"Rich and great". In: R. Landgrafova and J. Mynarova (eds.), Rich and Great. Studies in Honour of Anthony J. Spalinger on the Occasion of his 70th Feast of Thoth (Prague: Charles University in Prague, Faculty of Arts, 2016), 7.


"Jaroslav Černý (1898-1970)". In: Predrag Bukovec (ed.), Christlicher Orient im Porträt - Wissenschaftsgeschichte des Christlichen Orients 2, Hamburg, Verlag Dr. Kovač (2014), 795-802. [195]

review of K. Antonicek, R. H
ölzl and L. Jůn (eds.), Egypt and Austria VII. Representations   (Prague, 2012). ASTENE Bulletin 60 (Summer 2014), 15-16.

"Dis
covering Tutankhamun: the inside story". Minerva. The International Review of Ancient Art & Archaeology 25 [4] (July/ August 2014), 28-31.



Recent lectures:


"Od Vltavy k Nilu a Temzi: egyptolog Jaroslav Cerny (1898-1970)" (SVU Ceskoslovenska spolecnost pro vedy a umeni, London, January 28, 2017)


"The city of Memphis and its cemeteries in the Old Kingdom" (Abusir and Saqqara in the Year 2015, Prague, June 24, 2015)


"The current state of publication of the tomb of Tutankhamun: the reasons for it and where to go from here" (1st International Tutankhamun GEM Conference. Moving and Displaying. 10-14 May 2015).


"Howard Carter: from artist to archaeologist". (Oxford, Ashmolean Museum, exhibition Discovering Tutankhamun, November 1, 2014)


"The tomb of Tutankhamun: was it really intact?" and "The 5,398 objects found in the tomb of Tutankhamun: how did they get them all in?" (Oxford, Ashmolean Museum, Egyptomania, October 31, 2014)


"Reflections of wonderful things: Howard Carter's records of the tomb of Tutankhamun" (Oxford, Griffith Institute / Ashmolean Museum, September 18, 2014)


"The riddle of Tutankhamun's tomb" (Oxford, ASTENE, August 16, 2014)


"Objev hrobky krále Tutanchamona ". (Bratislava, exhibition Tutanchamon. Jeho hrobka a poklady, August 14, 2014)


"The tomb of Tutankhamun: some unresolved problems" (Oxford, Ashmolean Museum, exhibition Discovering Tutankhamun, August 2,  2014).


"It's the economy, stupid!" Egyptian society and economy in the Pyramid Age (Brighton, Sussex Egyptology Society, May 17, 2014). See the society website. Synopsis by Marilyn Smith and Jeff Blunsdon in Papyrus.
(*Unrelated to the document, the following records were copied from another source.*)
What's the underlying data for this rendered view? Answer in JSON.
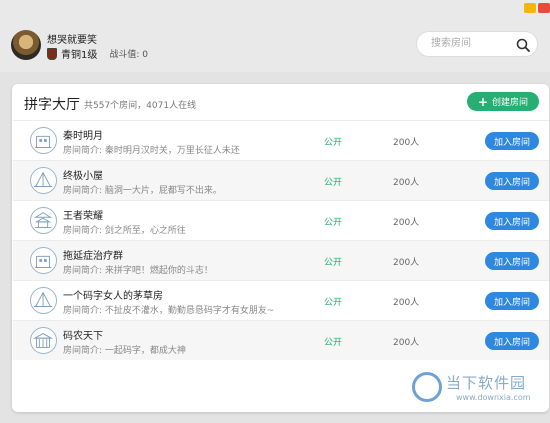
{
  "user": {
    "name": "想哭就要笑",
    "rank_label": "青铜1级",
    "power_label": "战斗值: 0"
  },
  "search": {
    "placeholder": "搜索房间"
  },
  "lobby": {
    "title": "拼字大厅",
    "subtitle": "共557个房间，4071人在线",
    "create_label": "创建房间"
  },
  "rooms": [
    {
      "name": "秦时明月",
      "desc": "房间简介: 秦时明月汉时关，万里长征人未还",
      "status": "公开",
      "count": "200人",
      "join_label": "加入房间",
      "icon": "building-icon"
    },
    {
      "name": "终极小屋",
      "desc": "房间简介: 脑洞一大片，屁都写不出来。",
      "status": "公开",
      "count": "200人",
      "join_label": "加入房间",
      "icon": "tent-icon"
    },
    {
      "name": "王者荣耀",
      "desc": "房间简介: 剑之所至，心之所往",
      "status": "公开",
      "count": "200人",
      "join_label": "加入房间",
      "icon": "pagoda-icon"
    },
    {
      "name": "拖延症治疗群",
      "desc": "房间简介: 来拼字吧！燃起你的斗志！",
      "status": "公开",
      "count": "200人",
      "join_label": "加入房间",
      "icon": "building-icon"
    },
    {
      "name": "一个码字女人的茅草房",
      "desc": "房间简介: 不扯皮不灌水，勤勤恳恳码字才有女朋友~",
      "status": "公开",
      "count": "200人",
      "join_label": "加入房间",
      "icon": "tent-icon"
    },
    {
      "name": "码农天下",
      "desc": "房间简介: 一起码字，都成大神",
      "status": "公开",
      "count": "200人",
      "join_label": "加入房间",
      "icon": "palace-icon"
    }
  ],
  "watermark": {
    "title": "当下软件园",
    "url": "www.downxia.com"
  }
}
Sussex Egyptology Society. The Society's Newsletter Akhet 2014 Edition, pp. 14-16.


The division of Egyptian Pharaohs into dynasties: true or false? (Bournemouth, Wessex Ancient Egypt Society, April 5, 2014). See the society website.

"It's the economy, stupid!" Egyptian society and economy in the Pyramid Age (Three Counties Ancient History Society, Upton Snodsbury, January 16, 2014) . See the society website.




Recent ephemera:


“Foreword”. In: Jason Thompson, Wonderful Things. A History of Egyptology i (Cairo, AUC Press, 2015).


"Howard Carter's documentation of the tomb of Tutankhamun". A brief presentation at the inauguration of the Initiation Zone , Museum Garden, Egyptian Museum, Cairo, December 14, 2014.



The latest addition to the Malfine collection of 19th-century photographs of Egypt:


Malfine photo. 31


Field threshing floor

photographer not known

albumen print

26.6 by 20.7 cm

1518 Battage du blé à  Minieh

c.1890








Work in progress


A small monograph on "The Graffiti from the Saqqara Serapeum", prepared jointly with John D. Ray, is nearly ready to go to the press. This is inscription No. 36, of a certain Hetepnihap, of the Ptolemaic Period.